Dec 20, 2015 12:00AM
By Tim Gill
I was on a Southwest flight to San Diego tonight. As we were taking off, I closed my eyes and replayed the same memory I always do when my plane takes flight.
During the more than 14 years since I left my teaching position at Middletown High School, I have flown at least 100 times for various reasons related to my job. When my sons were little, they would always have the same response when I would get home from a long trip. They would run over to our front door and, one at a time, as I came around the corner, yell “Daddy!,” running as fast as they could into my arms. I would give them a big bear hug, flip them over backwards, and then land them on their feet. That moment when they would yell “Daddy!” and jump into my arms is the memory I replay during every takeoff.
When they got too big for me to flip, they would still yell “Daddy!,” and run and jump on me. Then when they became teenagers, they would yell “Daddy!,” and I would get a high-five instead of a hug. My sons are 16 and 20 now. Before the Valley Fire, the last time Jake, the elder, was home, I came home from work, and he and Connor yelled “Daddy!,” and we all had a good laugh.
So tonight, when I instinctively closed my eyes and hit the play button, I realized that the home where this memory was made is no longer there. I was really struck by the finality of what has happened. That the space in which that memory was created is gone forever. However, I also realized that, in a way, the fire gave that memory back to me. Despite replaying it, the images were not as crisp as they were when my boys were 3 and 7 years old. They had faded a bit.

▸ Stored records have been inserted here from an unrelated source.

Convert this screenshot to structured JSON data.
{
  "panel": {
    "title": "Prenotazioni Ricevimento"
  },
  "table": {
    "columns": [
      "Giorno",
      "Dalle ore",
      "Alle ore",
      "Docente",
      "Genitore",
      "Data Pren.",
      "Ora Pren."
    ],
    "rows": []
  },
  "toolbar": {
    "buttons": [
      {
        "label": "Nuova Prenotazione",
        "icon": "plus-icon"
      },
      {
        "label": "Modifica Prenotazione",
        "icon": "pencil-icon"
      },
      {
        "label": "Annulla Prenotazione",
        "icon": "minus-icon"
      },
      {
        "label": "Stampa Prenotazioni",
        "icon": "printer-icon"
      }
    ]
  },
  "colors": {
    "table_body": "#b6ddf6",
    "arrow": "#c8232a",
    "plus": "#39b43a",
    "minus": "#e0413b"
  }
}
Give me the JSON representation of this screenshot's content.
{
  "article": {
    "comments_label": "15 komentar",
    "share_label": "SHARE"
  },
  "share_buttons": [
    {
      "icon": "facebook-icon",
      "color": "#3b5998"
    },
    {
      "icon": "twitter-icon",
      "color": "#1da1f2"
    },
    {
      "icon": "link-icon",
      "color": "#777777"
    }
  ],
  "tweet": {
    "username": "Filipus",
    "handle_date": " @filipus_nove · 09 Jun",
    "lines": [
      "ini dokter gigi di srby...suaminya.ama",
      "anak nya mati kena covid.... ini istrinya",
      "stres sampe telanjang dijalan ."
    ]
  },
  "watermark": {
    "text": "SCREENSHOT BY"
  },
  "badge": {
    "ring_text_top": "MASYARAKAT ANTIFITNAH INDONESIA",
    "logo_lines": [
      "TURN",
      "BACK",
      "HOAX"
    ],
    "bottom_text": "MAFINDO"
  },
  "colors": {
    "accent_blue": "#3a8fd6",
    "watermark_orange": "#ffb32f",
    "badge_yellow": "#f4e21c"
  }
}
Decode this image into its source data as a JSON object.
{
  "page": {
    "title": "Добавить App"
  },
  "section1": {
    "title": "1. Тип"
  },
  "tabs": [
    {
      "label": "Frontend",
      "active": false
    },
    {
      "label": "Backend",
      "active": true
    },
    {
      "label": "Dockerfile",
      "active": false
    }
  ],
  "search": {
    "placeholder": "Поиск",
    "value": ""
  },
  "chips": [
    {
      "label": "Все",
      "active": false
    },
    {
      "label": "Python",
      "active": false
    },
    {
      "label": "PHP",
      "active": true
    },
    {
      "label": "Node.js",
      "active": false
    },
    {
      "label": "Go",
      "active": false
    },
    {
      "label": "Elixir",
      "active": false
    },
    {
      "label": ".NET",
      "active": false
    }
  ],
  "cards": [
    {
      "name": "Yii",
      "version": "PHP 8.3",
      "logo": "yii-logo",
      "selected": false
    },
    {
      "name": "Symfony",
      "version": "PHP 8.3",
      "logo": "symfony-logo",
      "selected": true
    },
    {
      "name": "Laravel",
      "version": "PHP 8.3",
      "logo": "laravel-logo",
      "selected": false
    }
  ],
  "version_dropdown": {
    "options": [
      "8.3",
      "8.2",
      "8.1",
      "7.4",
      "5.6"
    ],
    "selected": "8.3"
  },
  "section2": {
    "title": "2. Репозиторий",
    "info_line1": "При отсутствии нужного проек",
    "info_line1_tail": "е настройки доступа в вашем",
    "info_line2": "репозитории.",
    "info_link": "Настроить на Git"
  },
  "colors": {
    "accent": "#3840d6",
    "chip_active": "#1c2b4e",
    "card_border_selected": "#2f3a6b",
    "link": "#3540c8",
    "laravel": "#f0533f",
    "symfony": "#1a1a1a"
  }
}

Tonight, however, that memory was as clear as if it had happened last week. That wouldn’t be true if we hadn’t lost our home in the Valley Fire.
As we headed toward 35,000 feet tonight, I realized that, thanks to the fire, indeed many of my once-faded memories of living in our Cobb Mountain tree house are coming back to me. It makes me happy to think of these moments, many of which I haven’t thought of in years.
I had the middle seat and tears in my eyes; the two strangers on either side of me must have thought I was crazy. The tears were happy tears, though. Silver linings are sometimes hard to find when you are looking through the ashes. I found one tonight.
Tim Gill works for Kelseyville School District. He and his wife, Jamey, have lived in Lake County most of their lives. They owned their home on Cobb Mountain for 16 years, and plan to rebuild.